psst... I have a secret

Let me start by saying that I have a wonderful family and zillions, well maybe not zillions but tons and tons of wonderful friends. But I also have a secret. They don't know about this blog. I don't know why I haven't told them. I did tell trainer lady. She had started her own blog and we were talking about hers and I felt kind of deceitful not sharing that I had a blog. So why am I bringing this up now? Because my oldest daughter has started a blog. She has been writing for several days and is very excited about chronicling all of her adventures. As much as we are alike, we are very different. The first thing she did was post on Facebook and send everyone in her address book an email stating that she had started a blog.

Today I am going to introduce you to her.
My oldest daughter is a free spirit. She is her own person and no one is going to tell her anything. I realized this when she was about two. Telling her "Don't touch the stove, it is hot" to her meant "touch it-just to prove mom wrong". Of course when she would burn her little finger she would run around crying and carrying on like she was on fire. She is now 27 and still touching the stove. This has been our relationship forever. She has to figure things out on her own and I have learned to respect that. Along with that one streak of, shall I say independence, she has many qualities that I admire and respect. She is never afraid of trying anything new or different. She will always sit in the front row. Never afraid to say exactly what is on her mind, although I do wish she had a profanity filter sometimes. Not that I am a prude, I pretty much can hang with the sailors and potty mouth right along with the best of them. I swear she can talk to a rock. This is a trait that she got from her grandmother on her fathers side of the family tree. The girl has never met a stranger in her life. She is committed to her friends and family like gorilla glue. Undeniable loyal and honest, sometimes to a fault.

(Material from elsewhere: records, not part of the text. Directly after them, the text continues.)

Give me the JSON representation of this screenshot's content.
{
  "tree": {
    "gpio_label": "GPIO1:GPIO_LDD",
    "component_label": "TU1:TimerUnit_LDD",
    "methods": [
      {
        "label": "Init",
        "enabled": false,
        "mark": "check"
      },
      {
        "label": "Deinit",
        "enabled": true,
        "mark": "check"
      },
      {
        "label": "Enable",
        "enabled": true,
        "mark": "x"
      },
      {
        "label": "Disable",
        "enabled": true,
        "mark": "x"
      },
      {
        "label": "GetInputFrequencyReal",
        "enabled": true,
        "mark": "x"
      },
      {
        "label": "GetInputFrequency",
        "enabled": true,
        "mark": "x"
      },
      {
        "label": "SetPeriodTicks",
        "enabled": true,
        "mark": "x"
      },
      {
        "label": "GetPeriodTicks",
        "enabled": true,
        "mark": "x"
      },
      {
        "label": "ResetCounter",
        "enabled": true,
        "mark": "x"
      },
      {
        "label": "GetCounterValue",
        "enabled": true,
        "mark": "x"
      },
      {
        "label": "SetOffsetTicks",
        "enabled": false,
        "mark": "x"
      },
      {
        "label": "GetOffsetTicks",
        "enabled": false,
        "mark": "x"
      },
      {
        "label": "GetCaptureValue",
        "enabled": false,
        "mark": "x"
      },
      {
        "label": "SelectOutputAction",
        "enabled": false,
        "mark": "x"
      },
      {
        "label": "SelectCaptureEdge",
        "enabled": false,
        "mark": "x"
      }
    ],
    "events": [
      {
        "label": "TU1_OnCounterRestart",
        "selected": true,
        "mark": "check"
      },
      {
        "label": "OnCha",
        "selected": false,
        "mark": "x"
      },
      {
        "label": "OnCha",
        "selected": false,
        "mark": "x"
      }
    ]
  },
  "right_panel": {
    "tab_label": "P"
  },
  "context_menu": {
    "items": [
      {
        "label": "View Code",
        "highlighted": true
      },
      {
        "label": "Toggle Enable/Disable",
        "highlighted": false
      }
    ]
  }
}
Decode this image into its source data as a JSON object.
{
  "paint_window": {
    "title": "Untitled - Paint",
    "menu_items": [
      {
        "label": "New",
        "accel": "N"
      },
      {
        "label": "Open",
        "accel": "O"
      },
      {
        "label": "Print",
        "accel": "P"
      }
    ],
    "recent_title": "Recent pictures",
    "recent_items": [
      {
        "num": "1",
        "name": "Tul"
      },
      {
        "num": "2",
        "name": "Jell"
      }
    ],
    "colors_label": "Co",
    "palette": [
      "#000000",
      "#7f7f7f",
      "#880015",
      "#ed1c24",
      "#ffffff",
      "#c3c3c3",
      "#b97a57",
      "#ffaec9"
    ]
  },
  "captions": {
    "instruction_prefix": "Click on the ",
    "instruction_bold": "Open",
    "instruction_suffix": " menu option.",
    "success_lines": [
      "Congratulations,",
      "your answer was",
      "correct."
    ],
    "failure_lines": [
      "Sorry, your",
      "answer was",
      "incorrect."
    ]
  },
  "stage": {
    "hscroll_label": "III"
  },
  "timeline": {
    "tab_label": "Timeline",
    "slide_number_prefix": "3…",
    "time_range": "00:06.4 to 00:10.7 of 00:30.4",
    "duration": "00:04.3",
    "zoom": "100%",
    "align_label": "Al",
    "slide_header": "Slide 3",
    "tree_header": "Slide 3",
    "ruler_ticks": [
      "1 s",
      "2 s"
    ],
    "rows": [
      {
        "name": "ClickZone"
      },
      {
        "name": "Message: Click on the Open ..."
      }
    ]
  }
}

She works at an assisted living facility and cares for senior citizens. They absolutely love her. When she went to work there, I could see she was becoming very attached to some of the residents and it scared me. She wears her heart on her sleeve and I feared that she would have a hard time coping with the loss. I was concerned that the fall out from losing one of these new surrogate grandparents was going to send her into a emotional mess. But you know what? She deals with it with grace and dignity. She has been working there for several years and has lost a few of her "favorites". I am sure there are tears, but she handles it in her own way in her own time.

She has friends that have small children that she has pretty much adopted as her nieces and nephews. They call her "Auntie Poopsy". I have no idea why, and I don't know if I would answer to that but she delights in it. She goes to their baseball games, football games, dance recitals, school functions etc. I hope that her friends realize what a gem of a friend they have.

A link to her blog - it would tickle her pink if you checked it out...

I guess it might be time to out myself and my blog.